More mistimed challenges
More mistimed challenges

Not even The Cat in goal could put a stop to the “tica taca” passing which lead to the opening goal. The home team’s passing, which can only be compared to Barcelona, tore through the away defence with Cowie eventually finishing the move and slotting the ball under the helpless keeper.

Cowie opening the scoring for the home team after a flowing move
Cowie opening the scoring for the home team after a flowing move

With the first half approaching its climax, the game was interrupted by an almighty scream. Many dived for cover, concluding that the only possible cause of a scream like that could be a shooting and that maybe we were under attack. However, we eventually discovered this wasn’t the case, but it was almost as bad  – the away team’s right back had been tackled by a tuft of grass.

The devonshire ambulance service coming to the rescue - miraculously the casualty walked again
The Devonshire ambulance service coming to the rescue – miraculously, the casualty was able to walk again

With the casualty carried off, the half drew to an uneventful close, allowing the away team to compose themselves.

The photographer was obviously so thrilled by the match they decided to take pictures of the cloud
The photographer was obviously so enthralled by the match, he decided to take pictures of the clouds instead

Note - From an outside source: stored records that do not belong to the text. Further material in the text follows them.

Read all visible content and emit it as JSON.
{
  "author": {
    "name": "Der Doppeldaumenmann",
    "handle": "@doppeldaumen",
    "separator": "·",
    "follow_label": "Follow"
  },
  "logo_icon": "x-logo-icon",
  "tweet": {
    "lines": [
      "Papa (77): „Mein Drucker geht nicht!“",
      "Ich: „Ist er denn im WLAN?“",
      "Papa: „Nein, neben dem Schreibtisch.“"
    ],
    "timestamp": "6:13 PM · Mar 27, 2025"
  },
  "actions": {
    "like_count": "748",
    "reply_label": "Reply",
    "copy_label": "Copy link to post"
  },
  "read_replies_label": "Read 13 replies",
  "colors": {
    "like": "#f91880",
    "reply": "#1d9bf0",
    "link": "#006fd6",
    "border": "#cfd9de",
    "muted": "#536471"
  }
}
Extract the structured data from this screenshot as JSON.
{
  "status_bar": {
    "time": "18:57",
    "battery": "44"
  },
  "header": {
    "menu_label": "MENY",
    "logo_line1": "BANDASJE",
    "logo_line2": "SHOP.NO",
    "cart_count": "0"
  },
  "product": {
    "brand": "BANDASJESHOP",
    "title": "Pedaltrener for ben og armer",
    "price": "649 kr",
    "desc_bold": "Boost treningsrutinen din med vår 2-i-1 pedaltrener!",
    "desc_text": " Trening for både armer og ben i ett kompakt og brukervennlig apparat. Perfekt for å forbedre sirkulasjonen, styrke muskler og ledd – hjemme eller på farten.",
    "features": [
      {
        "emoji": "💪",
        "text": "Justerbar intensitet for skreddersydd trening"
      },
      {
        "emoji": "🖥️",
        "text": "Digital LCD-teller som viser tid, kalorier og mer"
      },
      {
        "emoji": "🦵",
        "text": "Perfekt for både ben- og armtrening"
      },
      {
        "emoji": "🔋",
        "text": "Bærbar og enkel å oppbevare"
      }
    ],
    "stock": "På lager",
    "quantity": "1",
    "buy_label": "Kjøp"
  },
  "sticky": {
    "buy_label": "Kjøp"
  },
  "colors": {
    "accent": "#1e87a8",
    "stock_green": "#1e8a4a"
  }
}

Revitalised by their half time oranges and cigarettes, the away team came out a changed team and with the help of the wind, restricted South Georgia to their own half. So relaxed was The Cat about the threat to his goal, after a few minutes he opted to have a cuppa. With the help of some valiant defending and some truly abysmal finishing, the home team hung on and seemed to be heading for an unlikely victory.

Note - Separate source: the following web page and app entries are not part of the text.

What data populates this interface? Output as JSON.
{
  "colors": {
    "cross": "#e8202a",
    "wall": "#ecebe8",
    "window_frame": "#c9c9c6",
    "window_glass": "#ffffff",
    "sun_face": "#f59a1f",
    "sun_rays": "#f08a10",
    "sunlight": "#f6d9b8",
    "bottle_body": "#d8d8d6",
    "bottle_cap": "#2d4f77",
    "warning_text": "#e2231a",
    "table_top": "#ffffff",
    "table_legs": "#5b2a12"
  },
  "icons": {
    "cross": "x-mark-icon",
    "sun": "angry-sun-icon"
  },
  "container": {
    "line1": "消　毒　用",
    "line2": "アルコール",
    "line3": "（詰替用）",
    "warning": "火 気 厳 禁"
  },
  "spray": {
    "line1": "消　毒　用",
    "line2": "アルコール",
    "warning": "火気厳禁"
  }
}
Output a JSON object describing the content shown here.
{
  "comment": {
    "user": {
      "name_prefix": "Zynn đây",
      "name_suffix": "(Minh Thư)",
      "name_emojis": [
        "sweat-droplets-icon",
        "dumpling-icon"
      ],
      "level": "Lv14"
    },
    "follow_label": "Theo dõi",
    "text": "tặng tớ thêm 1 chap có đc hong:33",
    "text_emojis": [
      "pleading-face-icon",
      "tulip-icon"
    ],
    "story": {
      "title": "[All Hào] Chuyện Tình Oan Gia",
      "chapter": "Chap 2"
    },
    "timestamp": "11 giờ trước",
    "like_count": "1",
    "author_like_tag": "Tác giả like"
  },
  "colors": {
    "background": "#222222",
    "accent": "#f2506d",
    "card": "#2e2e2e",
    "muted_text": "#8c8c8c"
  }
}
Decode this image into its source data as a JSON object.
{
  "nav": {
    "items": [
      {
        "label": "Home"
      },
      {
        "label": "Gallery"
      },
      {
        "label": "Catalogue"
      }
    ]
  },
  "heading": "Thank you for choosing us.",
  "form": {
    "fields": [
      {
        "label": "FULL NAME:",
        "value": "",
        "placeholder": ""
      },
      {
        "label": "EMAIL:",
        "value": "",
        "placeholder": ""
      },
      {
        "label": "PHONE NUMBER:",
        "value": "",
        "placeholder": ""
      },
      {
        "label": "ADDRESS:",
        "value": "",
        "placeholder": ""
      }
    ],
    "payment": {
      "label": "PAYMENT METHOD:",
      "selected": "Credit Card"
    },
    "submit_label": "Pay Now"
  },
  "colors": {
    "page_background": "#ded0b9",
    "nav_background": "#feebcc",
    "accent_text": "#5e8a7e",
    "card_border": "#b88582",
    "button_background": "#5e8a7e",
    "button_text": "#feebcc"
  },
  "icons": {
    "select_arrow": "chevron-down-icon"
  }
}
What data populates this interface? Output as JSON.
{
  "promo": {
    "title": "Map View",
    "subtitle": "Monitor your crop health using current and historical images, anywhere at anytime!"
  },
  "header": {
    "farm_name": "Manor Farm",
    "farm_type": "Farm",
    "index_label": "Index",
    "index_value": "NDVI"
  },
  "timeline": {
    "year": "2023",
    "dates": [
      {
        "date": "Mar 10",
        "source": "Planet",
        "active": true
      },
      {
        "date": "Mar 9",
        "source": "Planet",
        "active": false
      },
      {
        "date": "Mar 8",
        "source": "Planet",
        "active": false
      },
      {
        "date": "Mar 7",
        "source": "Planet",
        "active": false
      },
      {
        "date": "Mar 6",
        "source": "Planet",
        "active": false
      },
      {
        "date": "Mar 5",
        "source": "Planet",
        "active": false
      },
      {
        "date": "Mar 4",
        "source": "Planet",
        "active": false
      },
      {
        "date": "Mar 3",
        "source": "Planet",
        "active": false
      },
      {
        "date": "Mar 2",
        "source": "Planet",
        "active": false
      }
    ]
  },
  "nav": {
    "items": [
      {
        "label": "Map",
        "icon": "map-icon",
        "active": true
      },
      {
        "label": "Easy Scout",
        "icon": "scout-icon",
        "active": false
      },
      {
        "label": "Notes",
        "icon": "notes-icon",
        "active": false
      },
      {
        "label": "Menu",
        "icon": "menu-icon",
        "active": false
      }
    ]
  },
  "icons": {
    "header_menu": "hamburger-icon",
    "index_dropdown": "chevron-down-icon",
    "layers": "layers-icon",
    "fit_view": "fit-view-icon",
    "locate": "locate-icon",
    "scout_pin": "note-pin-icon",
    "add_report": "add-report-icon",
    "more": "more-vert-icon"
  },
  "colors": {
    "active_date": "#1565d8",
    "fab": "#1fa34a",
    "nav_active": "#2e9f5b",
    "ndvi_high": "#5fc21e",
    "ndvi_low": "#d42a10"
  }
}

The cat was obviously not being worked hard enough in the second half
The Cat was obviously not being worked hard enough in the second half

But with the clock ticking away, the home team did what British Teams do so well and crumbled. With what can only be described as a howler by the keeper (who had been kindly donated by the Navy due to uneven numbers) gifting the equaliser to the Navy by fumbling a  shot, which probably wouldn’t have reached the goal, to the feet of their striker to tap in.

Spectators in fancy dress running down to watch the finale
Spectators in fancy dress running down to watch the finale

With only seconds left, the Navy sensed blood. No sooner had the game kicked off again, the ball was rolling out for an away corner. The Navy piled men forward and after an overhit corner was caught wickedly by the wind and thrown on to the crossbar, it dropped into the six yard box. Tired from their intrepid second-half efforts, South Georgia were slow to react and the ball was scrambled into the net.

After a hard fought game spirits were still high and the home team clapped the deserved winners off the pitch
After a hard fought game spirits were still high and the home team clapped the deserved winners (led by their Man Of The Match) off the pitch

It is always good fun to see people from the outside world even when they beat you at football. The HMS Clyde team were no exception to this and we were happy to invite them into the bar for drinks after the big game.

We look forward to their next visit and hopefully a rematch!

King Penguins seeing off HMS Clyde
King Penguins seeing off HMS Clyde